§ Brief: Count the lines in the entries below that mention the string "формы", then write that number by itself.

§ Records to process:
● ● ●
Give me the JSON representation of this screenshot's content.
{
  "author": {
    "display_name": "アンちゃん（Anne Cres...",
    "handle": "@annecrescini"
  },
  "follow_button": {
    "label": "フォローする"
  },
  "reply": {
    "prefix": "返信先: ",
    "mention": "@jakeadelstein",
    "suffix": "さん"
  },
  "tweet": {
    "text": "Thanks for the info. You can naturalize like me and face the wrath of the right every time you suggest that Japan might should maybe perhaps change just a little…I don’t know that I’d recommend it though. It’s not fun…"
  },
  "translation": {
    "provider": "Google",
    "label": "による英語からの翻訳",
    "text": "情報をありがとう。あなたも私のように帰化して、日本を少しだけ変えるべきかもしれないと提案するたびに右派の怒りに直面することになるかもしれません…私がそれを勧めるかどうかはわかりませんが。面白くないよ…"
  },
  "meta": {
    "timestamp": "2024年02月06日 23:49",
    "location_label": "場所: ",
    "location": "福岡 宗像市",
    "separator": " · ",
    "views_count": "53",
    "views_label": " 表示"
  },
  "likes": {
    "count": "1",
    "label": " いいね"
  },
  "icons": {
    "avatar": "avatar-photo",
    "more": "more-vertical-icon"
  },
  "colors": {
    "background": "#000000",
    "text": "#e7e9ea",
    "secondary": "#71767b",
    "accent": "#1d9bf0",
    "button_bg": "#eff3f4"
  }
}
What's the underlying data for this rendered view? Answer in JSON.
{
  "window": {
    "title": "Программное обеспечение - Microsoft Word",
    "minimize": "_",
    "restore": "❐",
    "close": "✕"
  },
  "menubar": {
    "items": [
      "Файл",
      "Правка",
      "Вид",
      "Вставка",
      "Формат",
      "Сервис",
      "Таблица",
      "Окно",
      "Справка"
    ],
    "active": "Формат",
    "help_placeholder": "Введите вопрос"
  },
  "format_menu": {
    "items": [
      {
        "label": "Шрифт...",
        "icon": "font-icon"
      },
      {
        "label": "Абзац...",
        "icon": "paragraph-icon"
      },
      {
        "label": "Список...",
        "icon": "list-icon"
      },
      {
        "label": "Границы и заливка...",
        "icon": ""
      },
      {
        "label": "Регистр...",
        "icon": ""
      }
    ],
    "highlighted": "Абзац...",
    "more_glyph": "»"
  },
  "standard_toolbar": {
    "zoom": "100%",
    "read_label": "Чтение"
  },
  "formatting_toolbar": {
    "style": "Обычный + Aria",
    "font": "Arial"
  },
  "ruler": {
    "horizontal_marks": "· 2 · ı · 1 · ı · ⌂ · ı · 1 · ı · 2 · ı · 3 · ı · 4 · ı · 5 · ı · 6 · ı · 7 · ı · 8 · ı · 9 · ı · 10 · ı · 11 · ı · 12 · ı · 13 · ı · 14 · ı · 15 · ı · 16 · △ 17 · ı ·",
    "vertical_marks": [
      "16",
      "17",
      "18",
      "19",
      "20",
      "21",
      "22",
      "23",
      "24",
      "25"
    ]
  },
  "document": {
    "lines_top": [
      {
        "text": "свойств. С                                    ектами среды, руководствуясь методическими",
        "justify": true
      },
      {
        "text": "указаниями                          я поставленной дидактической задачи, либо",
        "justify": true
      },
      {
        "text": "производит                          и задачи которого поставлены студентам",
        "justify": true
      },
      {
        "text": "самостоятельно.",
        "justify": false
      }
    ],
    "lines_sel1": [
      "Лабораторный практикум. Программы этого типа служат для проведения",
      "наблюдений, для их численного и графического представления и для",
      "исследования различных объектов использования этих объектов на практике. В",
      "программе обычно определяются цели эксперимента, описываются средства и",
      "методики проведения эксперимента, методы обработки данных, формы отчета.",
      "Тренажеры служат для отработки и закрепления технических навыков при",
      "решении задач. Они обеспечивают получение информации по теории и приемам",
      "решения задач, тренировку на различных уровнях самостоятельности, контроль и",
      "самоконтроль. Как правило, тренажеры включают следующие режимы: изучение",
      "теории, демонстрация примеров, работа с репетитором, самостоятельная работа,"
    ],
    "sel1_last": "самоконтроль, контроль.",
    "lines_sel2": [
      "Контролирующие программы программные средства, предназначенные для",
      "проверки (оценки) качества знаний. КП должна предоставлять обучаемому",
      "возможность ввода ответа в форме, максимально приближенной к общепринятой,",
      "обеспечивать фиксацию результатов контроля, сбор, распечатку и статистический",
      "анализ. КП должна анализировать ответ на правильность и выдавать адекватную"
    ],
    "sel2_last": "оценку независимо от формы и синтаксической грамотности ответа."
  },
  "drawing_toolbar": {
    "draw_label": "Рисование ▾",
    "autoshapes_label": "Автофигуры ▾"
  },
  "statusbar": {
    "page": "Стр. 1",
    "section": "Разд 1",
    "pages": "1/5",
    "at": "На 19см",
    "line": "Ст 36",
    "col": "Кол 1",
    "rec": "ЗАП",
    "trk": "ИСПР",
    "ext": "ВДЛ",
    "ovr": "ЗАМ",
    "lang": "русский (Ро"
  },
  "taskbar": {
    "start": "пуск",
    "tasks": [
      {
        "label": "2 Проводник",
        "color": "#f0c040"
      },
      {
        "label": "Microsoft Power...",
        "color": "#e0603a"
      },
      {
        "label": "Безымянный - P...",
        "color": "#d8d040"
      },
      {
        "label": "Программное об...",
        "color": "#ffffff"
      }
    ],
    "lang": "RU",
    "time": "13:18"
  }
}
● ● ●
§ Your response: 2